Music of all Types
KAKX also airs a broad range of music. Carpenter told me that last year’s shows included a mix of oldies from the 1970s and 1980s to EDM to original music by students to country. She relayed, “it’s really for everyone,” sharing an anecdote about a baby even asking to listen to KAKX. Student Manager Henry Thomas (also a senior) explained that working at KAKX has expanded his taste in music and gave specific credit to Tito, a former DJ who influenced music at the station in general.
A fan of aggressive EDM and glitch metal, Tito’s mark on KAKX had led to participants labeling certain types of music “Tito music.” Because of that legacy, I was excited to randomly catch an archived show hosted by Tito while listening to the station after my visit. Throughout my time tuning in, I heard a great deal of interesting music, some of it familiar favorites (yay for Sleater-Kinney!) and some entirely new to me. I was also charmed by a Star Trek-themed station ID and intrigued by a bluegrass hour.

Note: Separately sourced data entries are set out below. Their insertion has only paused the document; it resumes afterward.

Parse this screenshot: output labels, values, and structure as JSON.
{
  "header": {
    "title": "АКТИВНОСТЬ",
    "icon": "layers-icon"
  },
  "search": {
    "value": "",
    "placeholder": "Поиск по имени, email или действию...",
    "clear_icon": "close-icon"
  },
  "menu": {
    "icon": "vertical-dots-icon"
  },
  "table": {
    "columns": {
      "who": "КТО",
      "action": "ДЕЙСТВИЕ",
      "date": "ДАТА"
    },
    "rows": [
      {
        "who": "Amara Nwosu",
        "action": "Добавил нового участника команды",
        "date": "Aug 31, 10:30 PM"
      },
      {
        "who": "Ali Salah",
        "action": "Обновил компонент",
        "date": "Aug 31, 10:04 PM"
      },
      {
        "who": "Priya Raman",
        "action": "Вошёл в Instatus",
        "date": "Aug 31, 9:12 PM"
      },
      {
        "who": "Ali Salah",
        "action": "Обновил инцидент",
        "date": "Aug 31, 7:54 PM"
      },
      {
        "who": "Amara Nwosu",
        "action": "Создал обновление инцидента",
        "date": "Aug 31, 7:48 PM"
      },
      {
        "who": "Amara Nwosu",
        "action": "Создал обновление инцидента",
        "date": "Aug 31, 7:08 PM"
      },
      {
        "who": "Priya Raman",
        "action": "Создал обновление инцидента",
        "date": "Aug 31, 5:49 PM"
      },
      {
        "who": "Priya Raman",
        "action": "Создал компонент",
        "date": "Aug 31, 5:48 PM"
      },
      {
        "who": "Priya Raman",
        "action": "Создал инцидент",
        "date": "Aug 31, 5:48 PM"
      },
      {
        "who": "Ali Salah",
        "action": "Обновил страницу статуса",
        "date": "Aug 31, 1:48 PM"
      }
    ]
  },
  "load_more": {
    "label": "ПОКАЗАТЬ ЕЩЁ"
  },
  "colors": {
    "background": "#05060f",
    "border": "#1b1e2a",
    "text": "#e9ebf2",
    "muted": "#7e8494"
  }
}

Students can play music from vinyl, CDs, cassettes, and digital sources. Brown revealed that there is a hidden stash of KAKX vinyl and student interest in playing LPs. With that in mind, Thomas talked of his plans to do an all vinyl show this school year.
Live Sports Broadcasts

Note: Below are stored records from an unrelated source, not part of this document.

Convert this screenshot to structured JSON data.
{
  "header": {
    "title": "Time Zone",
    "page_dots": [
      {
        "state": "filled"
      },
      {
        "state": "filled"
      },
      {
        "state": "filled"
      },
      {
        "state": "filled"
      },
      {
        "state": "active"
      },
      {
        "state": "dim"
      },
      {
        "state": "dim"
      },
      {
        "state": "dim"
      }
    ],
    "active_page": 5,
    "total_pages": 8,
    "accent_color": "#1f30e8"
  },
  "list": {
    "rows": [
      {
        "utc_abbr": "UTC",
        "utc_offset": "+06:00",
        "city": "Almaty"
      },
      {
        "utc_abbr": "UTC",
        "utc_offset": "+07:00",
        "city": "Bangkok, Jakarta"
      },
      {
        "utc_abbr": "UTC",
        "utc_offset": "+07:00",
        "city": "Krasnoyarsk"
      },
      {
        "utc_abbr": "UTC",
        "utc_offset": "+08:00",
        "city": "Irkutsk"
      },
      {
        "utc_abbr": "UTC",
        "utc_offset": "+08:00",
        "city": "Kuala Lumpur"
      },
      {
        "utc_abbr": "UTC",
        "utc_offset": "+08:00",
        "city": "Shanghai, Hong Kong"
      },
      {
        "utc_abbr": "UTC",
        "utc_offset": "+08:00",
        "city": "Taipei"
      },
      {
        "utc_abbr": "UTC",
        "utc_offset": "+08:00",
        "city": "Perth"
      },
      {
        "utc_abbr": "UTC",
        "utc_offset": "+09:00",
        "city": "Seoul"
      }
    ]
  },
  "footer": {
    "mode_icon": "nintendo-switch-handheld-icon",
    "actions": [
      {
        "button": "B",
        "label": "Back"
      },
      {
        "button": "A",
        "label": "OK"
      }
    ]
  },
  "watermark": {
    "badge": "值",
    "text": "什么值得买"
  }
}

Beyond music, KAKX also produces live sports broadcasts, including basketball games and even a Quidditch match for homecoming festivities. Since the department does more than radio, students also film the games and play music during half-time from the studio. I was amazed to hear that not only does Thomas do sideline reporting, but he also is the school mascot. Deft at multi-tasking, he and his fellow students take on many roles at the small high school.
Live Shows and Recorded Shows from the Archives
KAKX, whose moniker is “student powered radio,” strives to have around five to six live programs a week during class time. When there isn’t a live DJ or host in the studio, the station has a stockpile of 106 hours of pre-recorded radio shows from mostly the last five years of the station. A deeper archive includes some shows from the late 1990s and early 2000s with “wicked playlists,” according to Brown.
General Manager is an Alum of the Program
KAKX launched nearly 25 years ago and Brown joined up while a student in 2006. After he graduated in 2009, he kept tabs on the station, telling me, “I was in love with this station and program and wanted to give back.” Eventually an opportunity to work at KAKX was presented to him and he returned in 2013 to oversee the radio program and more. Leading all of the production arts disciplines, Brown not only oversees the radio station, but also leads classes and activities in video production, music production, and the yearbook. His 4-hour live show, “Coffee with Brown Sugar” airs the second Friday of the month and features mainly lofi hip hop instrumentals as well as talk show elements.
Exuding enthusiasm for both radio and his students, Brown shared his optimism about the growing production arts program, with KAKX being the “heart of the program.” He likes to give students a “baseline” amount of knowledge about station operations, letting them “go at it,” telling me that doing radio “just expands their horizons automatically.”
Thanks to Marshall Brown, Angela Carpenter, and Henry Thomas for taking the time to meet with me and show me around KAKX. It’s always a treat for me to visit high school radio stations. You can peruse all of my high school radio tours and other high school radio news on Radio Survivor.